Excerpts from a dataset
════════════════

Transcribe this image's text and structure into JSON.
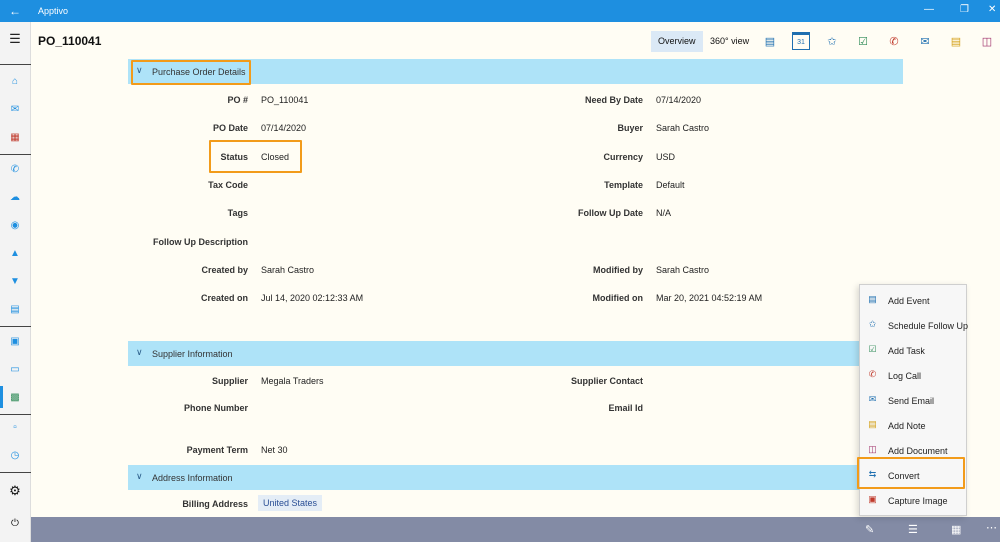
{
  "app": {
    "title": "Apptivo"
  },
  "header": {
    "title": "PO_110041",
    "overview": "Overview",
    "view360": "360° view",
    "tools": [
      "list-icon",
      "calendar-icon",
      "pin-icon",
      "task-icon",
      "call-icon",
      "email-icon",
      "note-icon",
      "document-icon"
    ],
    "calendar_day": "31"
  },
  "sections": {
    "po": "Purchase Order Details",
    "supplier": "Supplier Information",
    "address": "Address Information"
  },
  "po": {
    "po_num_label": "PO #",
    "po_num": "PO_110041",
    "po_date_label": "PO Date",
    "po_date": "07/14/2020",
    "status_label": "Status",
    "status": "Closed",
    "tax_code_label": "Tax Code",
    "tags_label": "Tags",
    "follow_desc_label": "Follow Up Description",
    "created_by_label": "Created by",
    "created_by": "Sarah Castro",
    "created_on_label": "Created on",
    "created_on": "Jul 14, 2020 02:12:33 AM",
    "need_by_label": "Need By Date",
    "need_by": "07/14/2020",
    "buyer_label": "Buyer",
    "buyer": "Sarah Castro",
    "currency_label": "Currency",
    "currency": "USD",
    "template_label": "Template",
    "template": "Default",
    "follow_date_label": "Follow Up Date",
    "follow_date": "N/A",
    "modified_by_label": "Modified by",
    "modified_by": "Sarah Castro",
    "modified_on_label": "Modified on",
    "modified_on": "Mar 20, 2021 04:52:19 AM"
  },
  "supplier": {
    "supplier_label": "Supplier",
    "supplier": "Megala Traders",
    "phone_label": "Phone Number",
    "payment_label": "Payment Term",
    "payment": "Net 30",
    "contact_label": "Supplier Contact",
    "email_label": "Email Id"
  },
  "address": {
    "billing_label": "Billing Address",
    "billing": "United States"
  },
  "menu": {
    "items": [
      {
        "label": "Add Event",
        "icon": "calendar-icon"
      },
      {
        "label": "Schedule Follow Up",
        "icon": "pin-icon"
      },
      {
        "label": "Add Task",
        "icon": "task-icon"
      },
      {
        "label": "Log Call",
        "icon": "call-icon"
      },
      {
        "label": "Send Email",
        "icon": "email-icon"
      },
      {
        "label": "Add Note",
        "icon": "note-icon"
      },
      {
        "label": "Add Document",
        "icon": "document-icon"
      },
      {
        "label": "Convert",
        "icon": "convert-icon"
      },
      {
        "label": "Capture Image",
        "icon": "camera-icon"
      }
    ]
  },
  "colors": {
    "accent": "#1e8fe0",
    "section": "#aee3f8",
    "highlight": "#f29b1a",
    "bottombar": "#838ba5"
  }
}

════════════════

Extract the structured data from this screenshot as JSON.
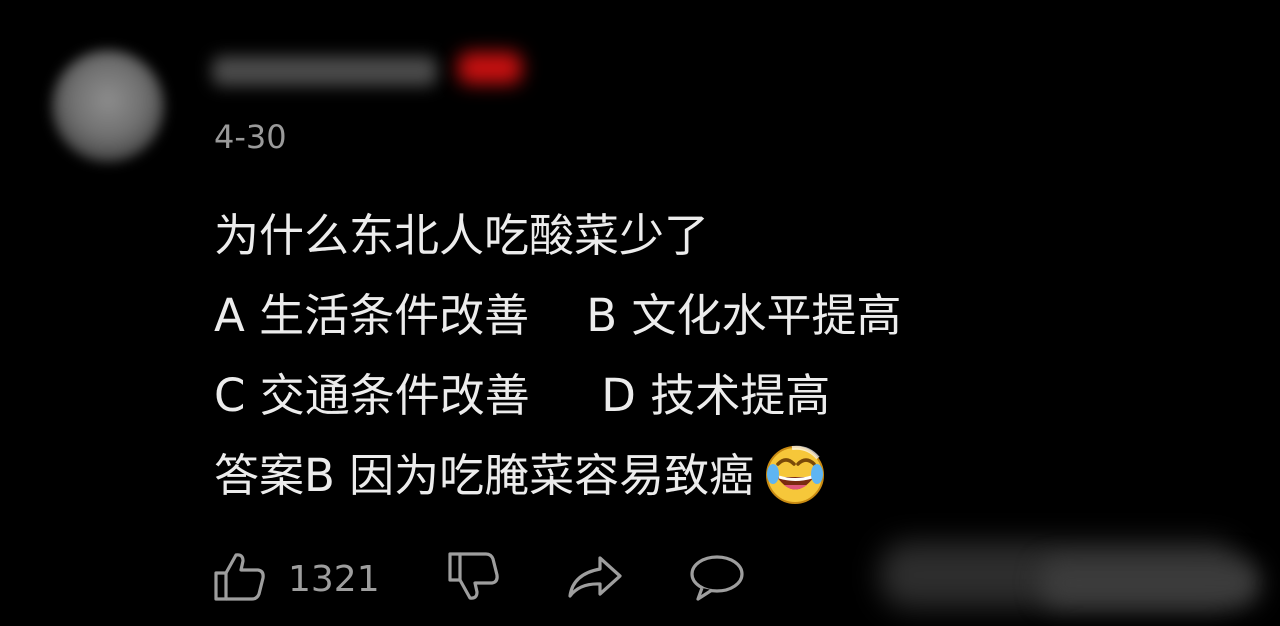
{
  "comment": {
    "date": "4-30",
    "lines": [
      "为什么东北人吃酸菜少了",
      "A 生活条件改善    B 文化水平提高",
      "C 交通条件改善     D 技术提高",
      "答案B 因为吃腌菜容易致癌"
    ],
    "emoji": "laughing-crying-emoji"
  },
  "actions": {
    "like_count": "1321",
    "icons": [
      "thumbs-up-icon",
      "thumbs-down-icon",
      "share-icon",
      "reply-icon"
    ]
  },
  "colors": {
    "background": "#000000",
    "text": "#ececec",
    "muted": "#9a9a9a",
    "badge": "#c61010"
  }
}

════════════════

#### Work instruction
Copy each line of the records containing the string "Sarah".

#### Response box
    "created_by": "Sarah Castro",
    "buyer": "Sarah Castro",
    "modified_by": "Sarah Castro",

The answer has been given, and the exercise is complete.